Florida’s colleges and universities have their sights set on one big goal; getting more money. But convincing state lawmakers to loosen their grip on the purse strings has proved tough in recent years. Now, as Lynn Hatter reports, the schools are poised to collect millions more in so-called performance pay. But not every school will be able to cash in.
The question of who should qualify for the less expensive in-state tuition rate in Florida would seem to be pretty straightforward. But, as Bobbie O’Brien with member station WUSF in Tampa tells us, one out-of-state student group is arguing they should be an exception to the rule.
Bills before the Legislature this session are aimed at ending discrimination against pregnant women and LGBT people. As Jessica Palombo reports, the measures are among several aimed at fairness and equality—but the biggest hurdle for some of them may be getting a first hearing.
We’ve all heard that “location, location, location” is the key to real estate value. And as the Florida legislation session edges closer, it seems location is a pretty important part of the state’s gaming conversations, too. Regan McCarthy takes a look at how the state’s gaming overhaul plans may affect North Florida.

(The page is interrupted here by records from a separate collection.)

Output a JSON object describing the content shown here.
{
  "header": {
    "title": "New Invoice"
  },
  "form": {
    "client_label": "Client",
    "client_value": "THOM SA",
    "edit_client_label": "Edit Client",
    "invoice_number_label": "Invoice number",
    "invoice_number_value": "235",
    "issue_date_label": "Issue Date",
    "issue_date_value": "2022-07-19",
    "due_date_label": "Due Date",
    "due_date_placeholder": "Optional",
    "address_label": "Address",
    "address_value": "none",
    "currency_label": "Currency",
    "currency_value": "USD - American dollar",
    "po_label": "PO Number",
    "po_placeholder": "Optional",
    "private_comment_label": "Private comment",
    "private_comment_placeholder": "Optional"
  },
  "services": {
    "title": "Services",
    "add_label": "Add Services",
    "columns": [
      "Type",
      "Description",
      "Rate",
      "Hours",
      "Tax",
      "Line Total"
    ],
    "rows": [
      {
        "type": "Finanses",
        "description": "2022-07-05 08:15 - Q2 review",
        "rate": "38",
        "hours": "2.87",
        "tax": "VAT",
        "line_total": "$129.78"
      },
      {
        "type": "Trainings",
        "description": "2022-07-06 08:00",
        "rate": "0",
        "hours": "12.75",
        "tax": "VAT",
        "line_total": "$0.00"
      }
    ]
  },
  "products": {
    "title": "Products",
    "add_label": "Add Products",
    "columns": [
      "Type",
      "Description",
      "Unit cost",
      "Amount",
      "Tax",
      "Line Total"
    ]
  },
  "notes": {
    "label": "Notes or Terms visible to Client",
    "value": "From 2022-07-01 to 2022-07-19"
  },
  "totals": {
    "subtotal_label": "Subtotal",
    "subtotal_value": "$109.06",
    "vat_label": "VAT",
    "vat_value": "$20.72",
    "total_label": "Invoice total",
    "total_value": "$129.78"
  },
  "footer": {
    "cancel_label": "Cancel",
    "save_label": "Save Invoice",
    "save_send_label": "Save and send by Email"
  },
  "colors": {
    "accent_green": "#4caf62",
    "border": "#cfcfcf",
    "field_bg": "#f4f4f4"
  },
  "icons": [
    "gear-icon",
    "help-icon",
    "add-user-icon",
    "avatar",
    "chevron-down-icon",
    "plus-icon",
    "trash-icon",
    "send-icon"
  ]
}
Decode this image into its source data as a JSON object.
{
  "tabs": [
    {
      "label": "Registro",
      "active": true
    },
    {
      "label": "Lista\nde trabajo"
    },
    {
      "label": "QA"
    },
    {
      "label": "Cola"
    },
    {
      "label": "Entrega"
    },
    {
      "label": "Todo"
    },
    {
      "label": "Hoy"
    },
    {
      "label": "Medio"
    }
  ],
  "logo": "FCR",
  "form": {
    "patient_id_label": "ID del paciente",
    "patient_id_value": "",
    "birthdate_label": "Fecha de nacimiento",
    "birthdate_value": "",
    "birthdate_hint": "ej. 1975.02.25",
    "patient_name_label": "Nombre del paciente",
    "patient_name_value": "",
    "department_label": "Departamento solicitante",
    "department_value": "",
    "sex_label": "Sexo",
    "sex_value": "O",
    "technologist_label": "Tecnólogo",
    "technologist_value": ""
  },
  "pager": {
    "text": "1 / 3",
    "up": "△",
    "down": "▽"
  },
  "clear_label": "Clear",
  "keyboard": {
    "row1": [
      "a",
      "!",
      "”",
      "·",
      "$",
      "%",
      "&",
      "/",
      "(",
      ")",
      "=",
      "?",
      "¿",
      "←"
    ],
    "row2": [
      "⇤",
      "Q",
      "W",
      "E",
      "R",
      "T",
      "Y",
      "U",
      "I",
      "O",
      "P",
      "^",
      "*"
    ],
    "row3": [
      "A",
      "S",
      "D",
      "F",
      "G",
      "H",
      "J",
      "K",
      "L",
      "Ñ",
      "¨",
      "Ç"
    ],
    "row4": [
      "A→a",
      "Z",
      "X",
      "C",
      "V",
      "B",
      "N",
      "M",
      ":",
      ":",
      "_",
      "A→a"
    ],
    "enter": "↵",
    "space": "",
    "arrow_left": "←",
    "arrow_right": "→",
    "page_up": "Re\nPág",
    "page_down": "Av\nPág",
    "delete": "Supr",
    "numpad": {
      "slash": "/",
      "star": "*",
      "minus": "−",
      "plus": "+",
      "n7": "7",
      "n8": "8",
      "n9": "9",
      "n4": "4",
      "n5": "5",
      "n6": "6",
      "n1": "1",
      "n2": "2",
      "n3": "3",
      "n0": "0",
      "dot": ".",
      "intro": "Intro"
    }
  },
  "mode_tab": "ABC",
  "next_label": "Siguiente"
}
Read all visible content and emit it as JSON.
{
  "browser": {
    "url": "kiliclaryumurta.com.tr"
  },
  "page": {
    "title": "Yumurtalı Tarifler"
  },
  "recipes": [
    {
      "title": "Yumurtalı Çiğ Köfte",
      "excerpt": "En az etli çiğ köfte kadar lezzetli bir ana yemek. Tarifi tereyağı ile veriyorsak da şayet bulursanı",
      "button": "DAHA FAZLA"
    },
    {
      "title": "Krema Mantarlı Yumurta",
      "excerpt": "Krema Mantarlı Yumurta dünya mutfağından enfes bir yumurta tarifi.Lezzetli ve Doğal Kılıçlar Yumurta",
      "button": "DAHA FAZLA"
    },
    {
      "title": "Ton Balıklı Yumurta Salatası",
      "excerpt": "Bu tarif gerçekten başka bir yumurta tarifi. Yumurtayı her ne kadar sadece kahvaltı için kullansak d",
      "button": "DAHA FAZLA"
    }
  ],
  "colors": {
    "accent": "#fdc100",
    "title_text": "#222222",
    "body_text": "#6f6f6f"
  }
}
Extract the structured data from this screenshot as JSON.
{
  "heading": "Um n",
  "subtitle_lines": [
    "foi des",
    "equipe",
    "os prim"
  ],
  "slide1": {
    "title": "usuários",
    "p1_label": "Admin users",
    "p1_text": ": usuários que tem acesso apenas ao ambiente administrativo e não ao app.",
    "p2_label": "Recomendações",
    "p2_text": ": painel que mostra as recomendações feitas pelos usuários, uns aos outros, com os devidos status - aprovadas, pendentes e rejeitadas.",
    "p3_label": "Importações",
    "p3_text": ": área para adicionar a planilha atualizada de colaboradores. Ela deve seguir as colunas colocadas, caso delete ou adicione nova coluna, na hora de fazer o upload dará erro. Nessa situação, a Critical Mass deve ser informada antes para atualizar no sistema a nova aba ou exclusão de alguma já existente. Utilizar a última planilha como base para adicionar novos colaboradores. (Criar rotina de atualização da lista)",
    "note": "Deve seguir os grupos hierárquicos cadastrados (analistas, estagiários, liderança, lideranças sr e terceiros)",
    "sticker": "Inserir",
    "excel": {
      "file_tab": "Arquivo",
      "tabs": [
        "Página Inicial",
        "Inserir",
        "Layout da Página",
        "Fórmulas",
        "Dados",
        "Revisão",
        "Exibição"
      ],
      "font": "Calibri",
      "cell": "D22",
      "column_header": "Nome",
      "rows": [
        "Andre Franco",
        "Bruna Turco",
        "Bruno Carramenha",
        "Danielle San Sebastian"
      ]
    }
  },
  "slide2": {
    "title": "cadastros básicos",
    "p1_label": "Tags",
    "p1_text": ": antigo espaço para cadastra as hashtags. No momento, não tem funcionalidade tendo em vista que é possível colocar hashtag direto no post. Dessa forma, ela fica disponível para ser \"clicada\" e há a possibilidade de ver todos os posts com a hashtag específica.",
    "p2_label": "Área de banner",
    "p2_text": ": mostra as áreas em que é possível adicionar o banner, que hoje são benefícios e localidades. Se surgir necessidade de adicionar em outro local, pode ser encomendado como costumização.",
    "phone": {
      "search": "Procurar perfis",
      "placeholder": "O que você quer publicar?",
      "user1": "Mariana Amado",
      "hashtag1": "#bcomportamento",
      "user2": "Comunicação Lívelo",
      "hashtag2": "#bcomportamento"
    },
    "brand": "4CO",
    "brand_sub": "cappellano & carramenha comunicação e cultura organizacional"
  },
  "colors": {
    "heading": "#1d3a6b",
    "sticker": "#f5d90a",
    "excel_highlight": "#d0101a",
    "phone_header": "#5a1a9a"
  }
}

Certainly North Florida isn’t the only location where the gaming battle rages. Carmel Delshad with member station WMFE in Orlando says Central and South Florida are involved even more in the struggle.
As Florida lawmakers look to overhaul the state’s retirement system, there are many hurdles ahead for the pension reform plans now before the senate. That body and the Florida House haven’t agreed on a plan yet. A special exemption is splitting employee unions and a study with the necessary numbers is not yet complete and THAT’s pitting some Republicans against each other. Sascha Cordner reports on the drama ahead.